Phenanthrene is a peculiar molecule that chemists are unable to cope with. The two bay hydrogen atoms are in very close proximity to each other which is prompting one group to say their interaction must be repulsive and another group to say that this interaction must be a result of bonding as in a hydrogen-hydrogen bond. The opponents in this longstanding debate do their arguing mostly through computer models but now Grimme, Erker and coworkers, in a recent article (DOI), have summoned a new powerful weapon called Experimental Evidence. As a result, they now demand the complete surrender of this hydrogen-hydrogen bond theory as applied to phenanthrene.

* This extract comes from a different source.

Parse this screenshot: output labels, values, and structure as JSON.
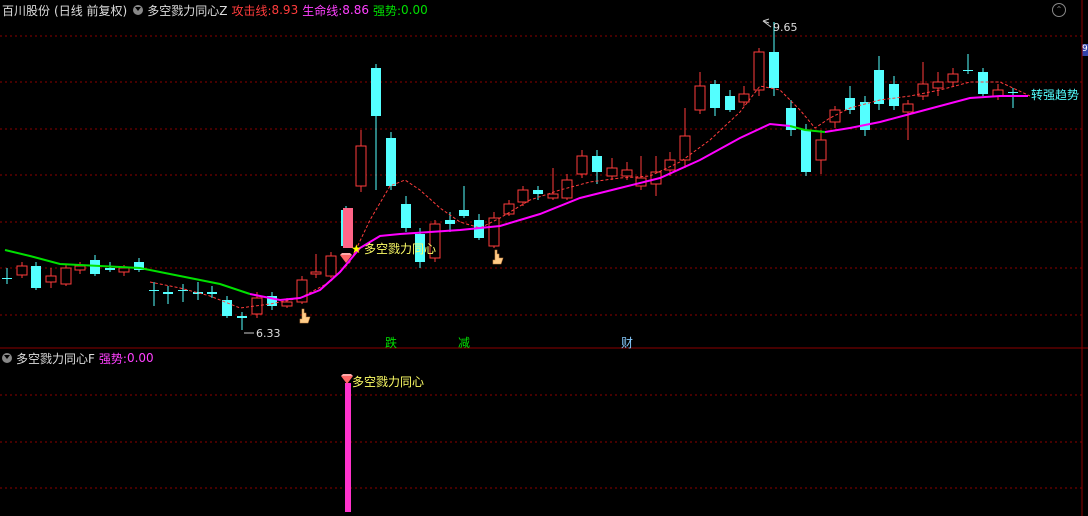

This evidence consists of infrared spectroscopy and Raman spectroscopy of phenanthrene with the two bay hydrogen atoms replaced by deuterium. Its synthesis leaves much to desire, but apparently 22 mg of it was all that was needed. The reason the researches aimed for the D isotopologue was that in the infrared spectrum two vital absorptions are well resolved: the coupled symmetric C-D stretching vibration and its asymmetric counterpart (with hydrogen many more C-H vibrations clutter spectra).
In the symmetrical mode the distance between the two deuterium atoms varies more than in the asymmetrical mode and Grimme & Erker expect a large energy difference between the two if the D-D interaction is either strongly attractive or strongly repulsive. In fact, they find a very small difference with a slightly higher energy for the symmetric mode which they argue is expected with a repulsive D-D interaction.
Grimme, S., Mück-Lichtenfeld, C., Erker, G., Kehr, G., Wang, H., Beckers, H., & Willner, H. (2009). When Do Interacting Atoms Form a Chemical Bond? Spectroscopic Measurements and Theoretical Analyses of Dideuteriophenanthrene Angewandte Chemie International Edition, 48 (14), 2592-2595 DOI: 10.1002/anie.200805751